  5. Ibid, 11.
  6. Jae Jun Suh North Korea’s Market Economy Society from Below (Seoul : Korea Institute for National Unification, 2005), 31.
  7. Ibid, 2.
  8. Park, Phillip H. Self Reliance or Self Destruction (New York ; London : Routledge, 2002), 7.
  9. Yang Munsu and Yi Suk Pukhan Kyehoek kyehoeng ŭi pyŏnhwa wa Sijang hwa [Changes in the Planned Economy of North Korea and Marketization] (Seoul: T’ongil Yŏn’guwon, 2009), 122
  10. Yang Munsu “Pukhan Kyŏngje Tonghyang mit P’yon’gka” [Judgments on the Movements of the North Korean Market] Pukhan Kwaje Review 49 (2012): 40.
  11. Ibid, 56.
  12. Ibid, 56.
  13. Yang“Pukhan ŭi Hwapye kaehyŏk silt’ae P’yon’gka”, 70.
  14. Yang “Pukhan Kyŏngje Tonghyang mit P’yon’gka” , 57.
  15. Ibid, 56.
  16. One of these repetitive analyses may be that the expansion of the market actually strengthens the regime; however, because scholars who argue such only analyze the short term trends of the market and make such conclusions, weather their arguments will turn out to be affirmative is still to be seen.
Daniel Jung

About Daniel Jung

Daniel completed his Bachelor of Arts and Master’s Degrees from the University of Toronto.
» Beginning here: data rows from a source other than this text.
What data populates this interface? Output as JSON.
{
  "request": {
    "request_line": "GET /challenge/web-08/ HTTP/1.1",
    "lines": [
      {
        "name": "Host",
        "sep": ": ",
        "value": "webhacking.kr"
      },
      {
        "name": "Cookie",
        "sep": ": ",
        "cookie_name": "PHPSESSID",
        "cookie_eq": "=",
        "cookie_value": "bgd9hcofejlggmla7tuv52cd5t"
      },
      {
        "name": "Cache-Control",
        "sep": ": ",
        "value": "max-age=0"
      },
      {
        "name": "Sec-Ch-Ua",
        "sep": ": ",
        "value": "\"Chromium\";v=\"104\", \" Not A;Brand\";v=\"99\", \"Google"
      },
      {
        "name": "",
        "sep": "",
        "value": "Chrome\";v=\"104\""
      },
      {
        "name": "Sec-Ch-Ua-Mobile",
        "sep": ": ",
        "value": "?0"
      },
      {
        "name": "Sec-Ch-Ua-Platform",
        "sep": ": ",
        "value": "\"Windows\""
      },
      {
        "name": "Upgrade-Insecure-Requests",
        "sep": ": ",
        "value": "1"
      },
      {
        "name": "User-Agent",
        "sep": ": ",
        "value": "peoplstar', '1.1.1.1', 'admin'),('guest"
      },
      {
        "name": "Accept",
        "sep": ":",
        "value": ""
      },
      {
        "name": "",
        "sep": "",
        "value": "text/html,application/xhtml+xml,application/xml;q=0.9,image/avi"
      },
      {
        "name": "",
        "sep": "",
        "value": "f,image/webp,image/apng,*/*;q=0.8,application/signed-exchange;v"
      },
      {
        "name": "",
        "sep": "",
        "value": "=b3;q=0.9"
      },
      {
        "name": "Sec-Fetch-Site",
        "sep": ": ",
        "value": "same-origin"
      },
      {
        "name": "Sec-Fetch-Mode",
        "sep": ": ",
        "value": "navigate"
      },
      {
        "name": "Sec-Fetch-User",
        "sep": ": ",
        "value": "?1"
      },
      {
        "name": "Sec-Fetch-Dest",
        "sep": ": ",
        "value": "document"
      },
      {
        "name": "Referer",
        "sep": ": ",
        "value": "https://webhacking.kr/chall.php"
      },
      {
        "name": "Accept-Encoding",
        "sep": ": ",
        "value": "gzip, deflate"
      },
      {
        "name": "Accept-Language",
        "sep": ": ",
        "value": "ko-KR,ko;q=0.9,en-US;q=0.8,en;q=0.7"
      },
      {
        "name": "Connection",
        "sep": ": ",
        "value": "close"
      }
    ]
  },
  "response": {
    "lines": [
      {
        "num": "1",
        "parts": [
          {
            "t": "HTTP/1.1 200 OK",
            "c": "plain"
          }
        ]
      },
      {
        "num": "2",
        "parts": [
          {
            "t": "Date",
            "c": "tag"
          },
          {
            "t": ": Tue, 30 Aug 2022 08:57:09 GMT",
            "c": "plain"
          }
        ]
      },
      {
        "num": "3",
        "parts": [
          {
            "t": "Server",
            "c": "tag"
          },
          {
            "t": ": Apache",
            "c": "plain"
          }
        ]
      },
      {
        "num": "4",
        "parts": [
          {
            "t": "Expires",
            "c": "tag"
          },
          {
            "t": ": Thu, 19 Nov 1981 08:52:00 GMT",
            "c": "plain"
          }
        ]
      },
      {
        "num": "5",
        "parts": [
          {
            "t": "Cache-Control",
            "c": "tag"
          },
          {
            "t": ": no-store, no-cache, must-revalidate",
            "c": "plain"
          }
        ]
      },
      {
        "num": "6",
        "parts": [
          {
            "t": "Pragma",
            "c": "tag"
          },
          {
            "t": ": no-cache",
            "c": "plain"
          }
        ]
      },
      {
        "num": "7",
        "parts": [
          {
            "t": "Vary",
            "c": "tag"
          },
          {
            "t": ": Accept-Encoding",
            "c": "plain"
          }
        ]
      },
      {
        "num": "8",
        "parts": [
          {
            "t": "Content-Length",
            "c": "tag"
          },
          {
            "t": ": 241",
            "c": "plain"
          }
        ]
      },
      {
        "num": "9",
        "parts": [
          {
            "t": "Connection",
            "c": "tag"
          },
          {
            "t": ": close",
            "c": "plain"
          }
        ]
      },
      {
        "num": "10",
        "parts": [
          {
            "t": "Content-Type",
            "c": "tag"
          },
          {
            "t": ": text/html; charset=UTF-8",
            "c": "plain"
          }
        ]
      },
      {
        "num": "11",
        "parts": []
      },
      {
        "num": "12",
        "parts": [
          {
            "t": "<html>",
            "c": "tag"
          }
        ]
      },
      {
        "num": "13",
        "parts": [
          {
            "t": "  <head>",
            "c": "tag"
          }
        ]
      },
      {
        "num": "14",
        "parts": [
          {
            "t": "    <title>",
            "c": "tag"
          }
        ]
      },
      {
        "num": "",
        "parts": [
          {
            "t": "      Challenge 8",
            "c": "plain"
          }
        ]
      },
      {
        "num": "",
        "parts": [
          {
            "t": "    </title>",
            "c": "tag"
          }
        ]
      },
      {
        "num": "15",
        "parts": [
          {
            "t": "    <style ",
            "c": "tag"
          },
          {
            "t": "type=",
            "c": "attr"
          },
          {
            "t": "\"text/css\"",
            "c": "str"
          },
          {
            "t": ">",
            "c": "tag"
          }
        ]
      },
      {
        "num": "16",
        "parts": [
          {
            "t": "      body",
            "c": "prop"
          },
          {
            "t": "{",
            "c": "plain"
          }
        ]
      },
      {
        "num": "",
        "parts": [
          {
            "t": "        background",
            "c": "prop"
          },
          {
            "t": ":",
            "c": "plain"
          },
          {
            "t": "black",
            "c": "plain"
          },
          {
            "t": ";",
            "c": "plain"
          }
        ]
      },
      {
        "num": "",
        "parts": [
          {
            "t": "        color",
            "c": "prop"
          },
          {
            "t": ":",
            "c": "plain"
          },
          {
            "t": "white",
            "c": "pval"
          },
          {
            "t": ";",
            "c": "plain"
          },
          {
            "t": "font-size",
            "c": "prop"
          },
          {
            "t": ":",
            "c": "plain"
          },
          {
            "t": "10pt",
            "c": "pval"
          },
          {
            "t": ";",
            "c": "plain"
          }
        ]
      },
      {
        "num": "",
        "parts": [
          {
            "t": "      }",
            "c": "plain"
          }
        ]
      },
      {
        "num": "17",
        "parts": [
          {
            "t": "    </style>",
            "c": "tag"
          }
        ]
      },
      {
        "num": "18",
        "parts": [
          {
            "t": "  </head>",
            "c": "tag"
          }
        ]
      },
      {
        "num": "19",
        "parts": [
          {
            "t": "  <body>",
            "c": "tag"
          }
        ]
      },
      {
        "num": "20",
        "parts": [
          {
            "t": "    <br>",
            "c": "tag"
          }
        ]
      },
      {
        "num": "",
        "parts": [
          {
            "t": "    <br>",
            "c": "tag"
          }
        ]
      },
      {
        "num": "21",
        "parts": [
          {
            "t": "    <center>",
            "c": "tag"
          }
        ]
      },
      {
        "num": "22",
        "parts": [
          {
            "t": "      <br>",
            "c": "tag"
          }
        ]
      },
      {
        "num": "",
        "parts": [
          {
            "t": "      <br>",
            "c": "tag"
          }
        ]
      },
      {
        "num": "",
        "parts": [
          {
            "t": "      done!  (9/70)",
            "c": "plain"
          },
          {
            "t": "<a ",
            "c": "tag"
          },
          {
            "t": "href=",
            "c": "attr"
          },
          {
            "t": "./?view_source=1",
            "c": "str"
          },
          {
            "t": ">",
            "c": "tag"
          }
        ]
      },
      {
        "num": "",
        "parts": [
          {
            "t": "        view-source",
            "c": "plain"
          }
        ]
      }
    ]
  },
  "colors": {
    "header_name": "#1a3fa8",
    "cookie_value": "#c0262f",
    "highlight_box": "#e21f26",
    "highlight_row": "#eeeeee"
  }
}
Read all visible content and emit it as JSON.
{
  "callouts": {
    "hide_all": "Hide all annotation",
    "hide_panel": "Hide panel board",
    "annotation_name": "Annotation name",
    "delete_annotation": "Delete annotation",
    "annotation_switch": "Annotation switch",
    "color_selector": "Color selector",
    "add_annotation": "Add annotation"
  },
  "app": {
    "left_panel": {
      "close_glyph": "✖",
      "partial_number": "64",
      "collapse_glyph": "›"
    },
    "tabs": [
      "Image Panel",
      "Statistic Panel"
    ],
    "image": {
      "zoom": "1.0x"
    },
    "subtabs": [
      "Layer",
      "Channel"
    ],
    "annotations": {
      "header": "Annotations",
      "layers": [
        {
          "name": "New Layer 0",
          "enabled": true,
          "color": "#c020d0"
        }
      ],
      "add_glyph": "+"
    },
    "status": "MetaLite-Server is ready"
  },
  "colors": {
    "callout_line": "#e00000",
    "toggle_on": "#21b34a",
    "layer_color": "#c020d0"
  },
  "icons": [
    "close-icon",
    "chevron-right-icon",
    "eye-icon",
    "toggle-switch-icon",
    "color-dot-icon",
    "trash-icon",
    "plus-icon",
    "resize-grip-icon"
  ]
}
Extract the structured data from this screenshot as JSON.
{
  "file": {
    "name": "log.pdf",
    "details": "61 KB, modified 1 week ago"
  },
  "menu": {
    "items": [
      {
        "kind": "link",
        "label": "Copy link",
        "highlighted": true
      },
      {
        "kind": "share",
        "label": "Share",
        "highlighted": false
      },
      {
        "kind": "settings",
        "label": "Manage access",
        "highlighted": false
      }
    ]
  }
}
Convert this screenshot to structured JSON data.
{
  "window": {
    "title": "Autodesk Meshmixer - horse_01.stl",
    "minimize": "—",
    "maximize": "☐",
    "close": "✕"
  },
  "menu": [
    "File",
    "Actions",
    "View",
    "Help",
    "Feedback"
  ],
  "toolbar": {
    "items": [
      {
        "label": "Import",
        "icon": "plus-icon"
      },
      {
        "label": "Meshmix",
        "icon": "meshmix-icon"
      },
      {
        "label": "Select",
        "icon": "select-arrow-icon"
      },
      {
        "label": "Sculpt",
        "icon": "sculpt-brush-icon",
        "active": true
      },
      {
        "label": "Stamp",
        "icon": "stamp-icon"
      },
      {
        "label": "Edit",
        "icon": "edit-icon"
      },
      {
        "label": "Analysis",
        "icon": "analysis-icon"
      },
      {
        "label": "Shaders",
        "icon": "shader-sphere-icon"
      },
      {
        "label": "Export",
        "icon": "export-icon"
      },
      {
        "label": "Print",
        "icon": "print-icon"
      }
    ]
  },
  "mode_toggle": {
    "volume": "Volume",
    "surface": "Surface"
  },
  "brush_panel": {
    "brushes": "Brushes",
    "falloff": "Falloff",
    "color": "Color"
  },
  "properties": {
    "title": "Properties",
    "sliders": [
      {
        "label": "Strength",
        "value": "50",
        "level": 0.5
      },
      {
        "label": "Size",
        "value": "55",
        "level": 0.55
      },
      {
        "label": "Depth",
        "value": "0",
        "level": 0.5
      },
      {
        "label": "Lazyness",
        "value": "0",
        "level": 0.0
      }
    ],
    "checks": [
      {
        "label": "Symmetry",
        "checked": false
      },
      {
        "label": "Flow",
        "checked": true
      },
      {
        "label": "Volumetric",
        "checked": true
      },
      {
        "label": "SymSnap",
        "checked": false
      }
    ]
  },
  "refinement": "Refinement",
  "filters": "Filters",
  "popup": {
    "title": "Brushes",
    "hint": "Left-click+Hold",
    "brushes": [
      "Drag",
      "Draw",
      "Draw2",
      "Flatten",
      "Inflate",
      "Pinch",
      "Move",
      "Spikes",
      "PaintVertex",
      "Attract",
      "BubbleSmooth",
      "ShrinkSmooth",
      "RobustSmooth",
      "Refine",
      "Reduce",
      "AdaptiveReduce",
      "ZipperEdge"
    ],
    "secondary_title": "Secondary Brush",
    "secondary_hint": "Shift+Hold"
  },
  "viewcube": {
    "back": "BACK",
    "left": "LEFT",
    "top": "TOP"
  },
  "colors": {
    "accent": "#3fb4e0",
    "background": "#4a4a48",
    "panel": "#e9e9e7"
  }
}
Since then, he has been employed at Legal Aid Ontario and The Refugee Law Office in Toronto as a professional interpreter and translator. His undergraduate thesis, Reconstruction and Reimaginations of Goguryeo in the PRC and the ROK, was about the diplomatic history between China and South Korea since 1949. He took a particular focus on how the politicians and scholars of each country dealt with the problem of incorporating the history of Goguryeo (37BCE- 668 CE) into their national historical narratives. Because Goguryeo had occupied parts of Korea and China for 700 years, each country claimed exclusive ownership to it, while trying to deny the other any ownership or ties to this kingdom at the same time. Instead of taking a side at this conflict, Daniel explains the history behind this conflict. During his graduate studies career, he had an opportunity to present this paper at The East Asian Graduate Conference: In Between. The feedback he received at his conference, allowed him to complete his Master’s thesis titled: Tracing the Origins of the Goryeo and Goguryeo Waves in Korean Historical Dramas. While preparing his PhD application, Daniel took a particular focus on the diaries written by anti-Japanese guerrillas in the first half of the 20th century. During this process, Daniel was the first student to translate the diaries of Hong Beomdo, Kim Gyeongcheon, and Kim Daerak to incorporate them into his work. Daniel is interested in the security issues in the Asia-Pacific Region. His academic training has allowed him to nurture his interests in Korean and Chinese history as well as the diplomatic relations between them. Daniel also has been educating North Korean refugees for the past five years. As a Korean historian, Daniel plans to provide context for the problems surrounding the Peninsula by informing the public about the different historical narratives which has influenced the perceptions of Korea for the past 50 years. With his coworkers at the NATO Association, he hopes to think about the possible solutions to these problems.